The global economic outlook has improved, according to the OECD, which upgraded its growth forecasts, as vaccine rollouts gain momentum and governments – particularly the US – provide stimulus support.
- The American Rescue Plan is expected to stoke inflation
- The UK extended its furlough scheme
- Large parts of Europe went back into lockdown
The global economic outlook has improved, according to the Organisation for Economic Cooperation & Development (OECD), which upgraded its growth forecasts, as vaccine rollouts gain momentum and governments – particularly the US – provide stimulus support. The OECD raised its prediction for global economic expansion from 4.2% to 5.6% in 2021, and from 3.7% to 4% in 2022, but warned that the swift and effective deployment of vaccines and the control of any future Covid-19 mutations remained crucial.
“President Biden’s US$1.9 trillion Covid relief bill was approved”
President Biden’s US$1.9 trillion Covid relief bill was approved and signed into law during March. The American Rescue Plan will provide direct payments of US$1,400 to 85% of households in the US, extend unemployment insurance, and provide a substantial boost for the economy, although there is speculation that these stimulus measures will stoke inflationary pressures. Nevertheless, investors drew reassurance from the Federal Reserve’s pledge to continue its support for the economy. The Dow Jones Industrial Average Index rose by 6.6% during March.

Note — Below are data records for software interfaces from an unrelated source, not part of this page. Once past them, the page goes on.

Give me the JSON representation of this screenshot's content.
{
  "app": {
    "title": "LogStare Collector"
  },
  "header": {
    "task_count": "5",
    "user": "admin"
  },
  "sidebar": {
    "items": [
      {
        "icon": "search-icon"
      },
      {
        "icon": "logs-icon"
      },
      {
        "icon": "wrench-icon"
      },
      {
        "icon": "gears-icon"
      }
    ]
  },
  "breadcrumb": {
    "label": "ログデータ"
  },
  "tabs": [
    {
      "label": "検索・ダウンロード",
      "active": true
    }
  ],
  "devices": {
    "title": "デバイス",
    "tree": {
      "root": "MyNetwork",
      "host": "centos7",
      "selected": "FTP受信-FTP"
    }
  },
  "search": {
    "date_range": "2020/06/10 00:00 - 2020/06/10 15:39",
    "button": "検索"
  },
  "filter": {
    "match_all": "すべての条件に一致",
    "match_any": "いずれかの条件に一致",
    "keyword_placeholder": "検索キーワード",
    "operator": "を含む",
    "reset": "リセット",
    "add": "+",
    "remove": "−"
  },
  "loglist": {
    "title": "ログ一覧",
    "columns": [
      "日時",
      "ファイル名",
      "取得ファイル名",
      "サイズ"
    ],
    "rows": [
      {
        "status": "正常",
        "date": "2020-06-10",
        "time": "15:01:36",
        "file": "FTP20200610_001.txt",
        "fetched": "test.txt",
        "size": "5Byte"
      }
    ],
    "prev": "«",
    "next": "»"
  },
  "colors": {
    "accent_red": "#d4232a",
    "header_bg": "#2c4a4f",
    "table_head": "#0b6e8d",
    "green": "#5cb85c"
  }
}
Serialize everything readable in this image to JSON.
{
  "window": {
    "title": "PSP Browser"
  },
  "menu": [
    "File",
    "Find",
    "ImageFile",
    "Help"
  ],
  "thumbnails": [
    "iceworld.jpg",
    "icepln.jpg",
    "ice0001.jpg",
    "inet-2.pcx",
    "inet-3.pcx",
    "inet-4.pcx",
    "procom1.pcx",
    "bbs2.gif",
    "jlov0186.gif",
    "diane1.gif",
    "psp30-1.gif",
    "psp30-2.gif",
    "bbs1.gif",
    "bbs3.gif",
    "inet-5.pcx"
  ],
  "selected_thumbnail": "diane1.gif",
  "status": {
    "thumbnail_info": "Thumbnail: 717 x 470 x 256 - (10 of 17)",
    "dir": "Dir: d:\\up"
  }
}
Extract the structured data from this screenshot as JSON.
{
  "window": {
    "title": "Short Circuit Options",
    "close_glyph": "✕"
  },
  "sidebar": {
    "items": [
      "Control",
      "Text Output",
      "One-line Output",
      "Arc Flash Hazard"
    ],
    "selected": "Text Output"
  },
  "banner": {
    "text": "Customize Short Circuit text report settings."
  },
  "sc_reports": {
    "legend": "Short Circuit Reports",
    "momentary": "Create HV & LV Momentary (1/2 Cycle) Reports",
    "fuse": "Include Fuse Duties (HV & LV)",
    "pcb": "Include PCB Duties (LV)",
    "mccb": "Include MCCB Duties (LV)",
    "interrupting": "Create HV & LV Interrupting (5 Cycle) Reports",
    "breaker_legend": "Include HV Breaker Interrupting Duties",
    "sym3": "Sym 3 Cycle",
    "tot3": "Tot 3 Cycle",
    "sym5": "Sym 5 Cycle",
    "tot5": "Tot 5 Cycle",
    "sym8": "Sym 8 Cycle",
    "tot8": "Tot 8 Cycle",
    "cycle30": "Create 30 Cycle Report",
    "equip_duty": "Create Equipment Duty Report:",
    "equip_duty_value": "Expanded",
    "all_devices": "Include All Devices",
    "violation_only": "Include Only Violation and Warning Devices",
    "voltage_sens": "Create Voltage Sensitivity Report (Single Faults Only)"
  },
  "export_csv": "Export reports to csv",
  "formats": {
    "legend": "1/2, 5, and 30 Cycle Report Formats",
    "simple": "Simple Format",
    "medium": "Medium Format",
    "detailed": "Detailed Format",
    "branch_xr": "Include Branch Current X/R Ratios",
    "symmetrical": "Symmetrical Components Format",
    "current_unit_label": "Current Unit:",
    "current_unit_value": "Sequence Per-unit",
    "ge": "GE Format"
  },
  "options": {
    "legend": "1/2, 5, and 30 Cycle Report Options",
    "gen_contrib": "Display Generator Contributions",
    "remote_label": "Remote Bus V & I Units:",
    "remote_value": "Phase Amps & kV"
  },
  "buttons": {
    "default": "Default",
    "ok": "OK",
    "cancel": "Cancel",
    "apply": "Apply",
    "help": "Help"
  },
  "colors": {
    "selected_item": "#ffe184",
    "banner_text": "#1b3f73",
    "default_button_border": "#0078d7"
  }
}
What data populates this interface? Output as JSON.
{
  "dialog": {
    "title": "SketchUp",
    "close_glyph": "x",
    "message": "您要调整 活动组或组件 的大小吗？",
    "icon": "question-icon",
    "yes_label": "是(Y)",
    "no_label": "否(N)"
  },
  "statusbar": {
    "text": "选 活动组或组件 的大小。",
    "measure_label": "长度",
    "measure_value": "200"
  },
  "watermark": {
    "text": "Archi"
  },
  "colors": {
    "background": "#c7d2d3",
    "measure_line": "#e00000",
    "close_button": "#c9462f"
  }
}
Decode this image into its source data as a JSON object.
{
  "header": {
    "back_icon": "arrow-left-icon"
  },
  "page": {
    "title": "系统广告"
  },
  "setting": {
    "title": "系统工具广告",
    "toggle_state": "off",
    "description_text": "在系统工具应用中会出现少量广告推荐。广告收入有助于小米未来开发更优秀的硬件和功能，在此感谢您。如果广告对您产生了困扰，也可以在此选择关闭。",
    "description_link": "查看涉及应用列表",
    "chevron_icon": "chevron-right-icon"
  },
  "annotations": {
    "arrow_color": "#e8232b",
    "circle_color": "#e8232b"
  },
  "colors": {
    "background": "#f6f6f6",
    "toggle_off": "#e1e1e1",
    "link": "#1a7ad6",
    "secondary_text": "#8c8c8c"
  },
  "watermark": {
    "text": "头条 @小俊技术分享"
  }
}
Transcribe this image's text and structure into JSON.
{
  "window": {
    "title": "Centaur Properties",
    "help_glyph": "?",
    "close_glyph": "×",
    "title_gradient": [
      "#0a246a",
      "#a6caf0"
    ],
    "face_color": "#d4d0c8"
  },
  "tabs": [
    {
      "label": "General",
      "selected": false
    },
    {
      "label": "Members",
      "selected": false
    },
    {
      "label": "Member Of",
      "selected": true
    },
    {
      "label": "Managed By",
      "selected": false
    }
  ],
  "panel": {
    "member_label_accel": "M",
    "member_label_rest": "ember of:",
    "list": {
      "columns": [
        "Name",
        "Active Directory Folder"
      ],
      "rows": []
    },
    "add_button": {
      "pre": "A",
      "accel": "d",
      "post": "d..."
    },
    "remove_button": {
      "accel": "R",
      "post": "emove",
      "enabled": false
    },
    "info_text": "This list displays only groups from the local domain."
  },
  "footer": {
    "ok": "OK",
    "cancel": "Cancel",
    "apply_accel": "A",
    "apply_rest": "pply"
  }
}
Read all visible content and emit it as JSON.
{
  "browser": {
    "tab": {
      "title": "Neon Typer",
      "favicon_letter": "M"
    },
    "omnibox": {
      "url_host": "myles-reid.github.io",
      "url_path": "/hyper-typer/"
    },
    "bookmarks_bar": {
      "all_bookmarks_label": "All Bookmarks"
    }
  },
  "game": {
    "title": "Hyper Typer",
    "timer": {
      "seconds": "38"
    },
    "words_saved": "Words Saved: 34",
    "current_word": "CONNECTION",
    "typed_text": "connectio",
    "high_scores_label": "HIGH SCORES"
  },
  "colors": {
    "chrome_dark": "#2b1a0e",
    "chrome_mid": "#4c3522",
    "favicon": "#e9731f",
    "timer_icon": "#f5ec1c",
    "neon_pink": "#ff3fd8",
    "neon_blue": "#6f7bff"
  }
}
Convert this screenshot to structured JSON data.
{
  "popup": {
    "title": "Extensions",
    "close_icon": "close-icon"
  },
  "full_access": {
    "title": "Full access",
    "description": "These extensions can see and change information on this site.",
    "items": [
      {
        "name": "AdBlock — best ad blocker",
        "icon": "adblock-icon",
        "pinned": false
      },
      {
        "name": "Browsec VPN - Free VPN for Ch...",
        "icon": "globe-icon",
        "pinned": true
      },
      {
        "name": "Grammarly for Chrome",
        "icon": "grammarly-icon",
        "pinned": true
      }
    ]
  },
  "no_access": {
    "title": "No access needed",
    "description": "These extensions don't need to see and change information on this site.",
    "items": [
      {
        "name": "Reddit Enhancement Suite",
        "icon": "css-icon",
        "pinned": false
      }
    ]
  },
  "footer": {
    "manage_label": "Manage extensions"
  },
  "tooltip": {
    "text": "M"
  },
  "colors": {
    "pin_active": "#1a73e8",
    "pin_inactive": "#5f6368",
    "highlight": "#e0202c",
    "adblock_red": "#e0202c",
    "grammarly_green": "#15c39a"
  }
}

In the UK, there is “light at the end of the tunnel”, according to Bank of England Governor Andrew Bailey, who cited declining infection rates and a successful UK vaccine programme; he warned, however, that the pandemic had inflicted both a demand and a supply shock to the economy. The Government extended the furlough scheme to the end of September in its March Budget, alongside shorter extensions to the stamp duty holiday and the business rate holiday. Although the Chancellor of the Exchequer did not increase income tax rates, the personal taxation thresholds were frozen until 2026. Over March, the FTSE 100 Index rose by 3.6%.
In Europe, however, sentiment was undermined by the slow rollout of the Covid-19 vaccination programme, and by a third wave of infections in countries including France, Italy, Poland, and Germany. Rising infection rates led to fresh lockdown measures across large areas of mainland Europe, raising concerns that the shutdowns will cause further delay to Europe’s economic recovery. Nevertheless, key European share indices ended the month strongly, buoyed by demand for stocks in the automotive and banking sectors. In particular, fears of widespread fallout from the default of US hedge fund Archegos subsided, providing a boost for banking shares. The Dax Index rose by 8.9% during March, while the CAC 40 Index climbed by 6.4%.